Dataset content below:

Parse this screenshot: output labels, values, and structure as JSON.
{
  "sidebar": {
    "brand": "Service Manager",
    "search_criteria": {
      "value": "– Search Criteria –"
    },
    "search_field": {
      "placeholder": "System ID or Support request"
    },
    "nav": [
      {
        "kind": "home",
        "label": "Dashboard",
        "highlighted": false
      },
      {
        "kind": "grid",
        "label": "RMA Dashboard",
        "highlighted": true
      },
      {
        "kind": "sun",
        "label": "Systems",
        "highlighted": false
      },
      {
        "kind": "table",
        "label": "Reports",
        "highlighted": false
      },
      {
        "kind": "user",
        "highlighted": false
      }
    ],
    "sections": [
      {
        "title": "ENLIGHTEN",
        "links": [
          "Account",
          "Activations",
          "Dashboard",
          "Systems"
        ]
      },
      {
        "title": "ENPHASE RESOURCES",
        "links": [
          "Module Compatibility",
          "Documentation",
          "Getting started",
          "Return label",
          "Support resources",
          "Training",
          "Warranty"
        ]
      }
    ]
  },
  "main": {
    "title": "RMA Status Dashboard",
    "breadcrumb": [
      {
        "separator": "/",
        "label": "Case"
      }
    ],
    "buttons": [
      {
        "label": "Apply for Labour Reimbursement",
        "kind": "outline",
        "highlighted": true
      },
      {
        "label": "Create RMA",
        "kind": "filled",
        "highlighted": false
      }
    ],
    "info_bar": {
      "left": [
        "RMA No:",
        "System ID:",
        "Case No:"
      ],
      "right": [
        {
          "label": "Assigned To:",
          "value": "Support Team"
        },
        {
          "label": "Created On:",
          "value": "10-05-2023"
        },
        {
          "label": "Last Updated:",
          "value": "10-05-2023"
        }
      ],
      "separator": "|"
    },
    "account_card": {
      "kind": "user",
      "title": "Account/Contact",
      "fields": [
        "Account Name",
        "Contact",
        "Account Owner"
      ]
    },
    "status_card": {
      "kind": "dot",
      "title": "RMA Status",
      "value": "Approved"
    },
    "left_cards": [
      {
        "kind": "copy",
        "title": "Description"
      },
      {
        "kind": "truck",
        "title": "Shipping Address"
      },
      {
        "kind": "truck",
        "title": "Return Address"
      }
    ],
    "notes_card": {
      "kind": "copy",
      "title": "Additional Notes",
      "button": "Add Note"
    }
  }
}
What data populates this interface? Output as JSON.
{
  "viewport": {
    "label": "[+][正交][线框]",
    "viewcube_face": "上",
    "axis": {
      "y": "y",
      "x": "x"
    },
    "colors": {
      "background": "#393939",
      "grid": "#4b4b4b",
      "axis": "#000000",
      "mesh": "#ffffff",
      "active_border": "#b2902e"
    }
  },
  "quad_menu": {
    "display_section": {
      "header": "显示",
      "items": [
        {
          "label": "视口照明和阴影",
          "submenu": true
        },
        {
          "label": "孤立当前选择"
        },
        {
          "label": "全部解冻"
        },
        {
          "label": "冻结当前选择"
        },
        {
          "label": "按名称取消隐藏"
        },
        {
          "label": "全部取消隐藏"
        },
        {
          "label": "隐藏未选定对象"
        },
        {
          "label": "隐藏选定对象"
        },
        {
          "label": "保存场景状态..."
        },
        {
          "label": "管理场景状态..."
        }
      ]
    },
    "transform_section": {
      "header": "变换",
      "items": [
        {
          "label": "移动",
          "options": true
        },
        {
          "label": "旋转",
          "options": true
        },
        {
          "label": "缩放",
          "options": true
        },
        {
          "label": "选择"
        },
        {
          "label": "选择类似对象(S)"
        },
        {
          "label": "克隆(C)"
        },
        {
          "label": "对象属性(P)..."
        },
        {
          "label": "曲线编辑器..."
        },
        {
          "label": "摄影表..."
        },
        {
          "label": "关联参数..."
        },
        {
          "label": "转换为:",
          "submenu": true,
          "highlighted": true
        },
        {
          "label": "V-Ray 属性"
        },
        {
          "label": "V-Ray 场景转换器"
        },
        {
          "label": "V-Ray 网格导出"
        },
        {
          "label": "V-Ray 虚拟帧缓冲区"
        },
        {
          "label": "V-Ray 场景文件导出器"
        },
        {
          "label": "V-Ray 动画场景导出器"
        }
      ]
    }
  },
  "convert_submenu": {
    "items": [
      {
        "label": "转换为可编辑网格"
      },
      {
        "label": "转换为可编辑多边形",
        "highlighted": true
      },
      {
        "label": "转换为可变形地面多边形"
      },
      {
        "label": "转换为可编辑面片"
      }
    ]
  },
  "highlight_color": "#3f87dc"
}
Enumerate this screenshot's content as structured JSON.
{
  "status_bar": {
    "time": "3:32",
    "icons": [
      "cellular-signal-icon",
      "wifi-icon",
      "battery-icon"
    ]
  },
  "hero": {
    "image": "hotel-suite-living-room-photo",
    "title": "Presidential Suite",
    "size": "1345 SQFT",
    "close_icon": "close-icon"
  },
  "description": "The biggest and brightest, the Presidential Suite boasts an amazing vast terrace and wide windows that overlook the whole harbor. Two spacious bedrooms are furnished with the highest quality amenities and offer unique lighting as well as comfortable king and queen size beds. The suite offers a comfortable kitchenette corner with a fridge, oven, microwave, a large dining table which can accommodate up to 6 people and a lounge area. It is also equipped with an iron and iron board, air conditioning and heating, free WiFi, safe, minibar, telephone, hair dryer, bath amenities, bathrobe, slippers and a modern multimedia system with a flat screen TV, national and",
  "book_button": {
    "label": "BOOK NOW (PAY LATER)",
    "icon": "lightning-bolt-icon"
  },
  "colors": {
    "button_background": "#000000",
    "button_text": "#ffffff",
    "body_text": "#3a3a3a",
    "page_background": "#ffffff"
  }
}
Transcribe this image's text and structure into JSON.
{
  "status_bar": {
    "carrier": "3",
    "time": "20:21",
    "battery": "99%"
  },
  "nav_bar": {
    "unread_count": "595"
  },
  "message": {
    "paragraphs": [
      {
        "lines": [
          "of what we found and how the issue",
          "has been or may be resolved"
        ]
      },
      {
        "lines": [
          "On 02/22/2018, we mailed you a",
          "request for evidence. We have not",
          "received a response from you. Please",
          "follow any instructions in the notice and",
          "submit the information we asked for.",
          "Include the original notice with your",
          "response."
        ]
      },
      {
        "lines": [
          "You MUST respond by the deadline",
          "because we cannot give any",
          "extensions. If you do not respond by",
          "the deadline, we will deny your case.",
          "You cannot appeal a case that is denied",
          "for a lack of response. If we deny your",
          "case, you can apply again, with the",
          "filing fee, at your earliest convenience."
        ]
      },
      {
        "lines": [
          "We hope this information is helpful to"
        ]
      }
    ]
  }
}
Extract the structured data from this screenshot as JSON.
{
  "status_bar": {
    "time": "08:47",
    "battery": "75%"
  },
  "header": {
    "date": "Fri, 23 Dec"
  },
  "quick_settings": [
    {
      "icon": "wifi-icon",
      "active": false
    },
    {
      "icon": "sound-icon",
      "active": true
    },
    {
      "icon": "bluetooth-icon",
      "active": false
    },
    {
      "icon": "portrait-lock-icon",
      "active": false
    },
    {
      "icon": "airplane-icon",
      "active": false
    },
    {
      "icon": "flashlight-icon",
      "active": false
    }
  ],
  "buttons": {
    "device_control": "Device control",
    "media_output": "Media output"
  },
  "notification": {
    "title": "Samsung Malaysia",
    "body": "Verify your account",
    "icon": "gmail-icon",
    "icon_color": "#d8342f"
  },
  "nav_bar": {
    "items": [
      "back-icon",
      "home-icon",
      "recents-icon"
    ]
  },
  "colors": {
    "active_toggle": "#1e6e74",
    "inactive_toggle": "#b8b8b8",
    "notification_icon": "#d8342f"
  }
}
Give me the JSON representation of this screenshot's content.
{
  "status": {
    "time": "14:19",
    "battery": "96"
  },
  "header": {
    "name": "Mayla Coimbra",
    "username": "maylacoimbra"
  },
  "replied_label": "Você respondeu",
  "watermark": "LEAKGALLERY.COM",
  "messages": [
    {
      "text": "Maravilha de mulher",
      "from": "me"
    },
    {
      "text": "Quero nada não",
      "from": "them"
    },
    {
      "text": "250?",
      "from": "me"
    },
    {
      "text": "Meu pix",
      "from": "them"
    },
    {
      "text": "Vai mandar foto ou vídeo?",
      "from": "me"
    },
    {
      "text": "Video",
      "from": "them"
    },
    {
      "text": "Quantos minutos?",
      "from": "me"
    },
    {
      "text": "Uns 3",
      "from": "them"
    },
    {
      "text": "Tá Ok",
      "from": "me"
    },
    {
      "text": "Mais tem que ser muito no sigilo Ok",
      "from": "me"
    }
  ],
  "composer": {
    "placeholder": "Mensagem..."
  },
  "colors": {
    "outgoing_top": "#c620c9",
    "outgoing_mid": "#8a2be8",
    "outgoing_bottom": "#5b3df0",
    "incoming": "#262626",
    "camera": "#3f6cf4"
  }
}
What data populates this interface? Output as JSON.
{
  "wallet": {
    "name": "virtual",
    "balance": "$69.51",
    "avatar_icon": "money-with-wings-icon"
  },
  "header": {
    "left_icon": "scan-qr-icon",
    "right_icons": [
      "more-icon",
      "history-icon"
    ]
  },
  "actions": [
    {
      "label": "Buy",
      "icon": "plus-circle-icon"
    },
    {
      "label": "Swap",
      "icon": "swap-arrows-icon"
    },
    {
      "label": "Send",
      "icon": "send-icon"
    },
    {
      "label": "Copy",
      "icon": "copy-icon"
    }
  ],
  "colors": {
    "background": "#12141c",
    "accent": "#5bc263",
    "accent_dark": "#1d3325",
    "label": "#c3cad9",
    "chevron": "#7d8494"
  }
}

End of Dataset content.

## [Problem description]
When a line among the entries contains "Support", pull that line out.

## [Written response]
      "placeholder": "System ID or Support request"
          "Support resources",
          "value": "Support Team"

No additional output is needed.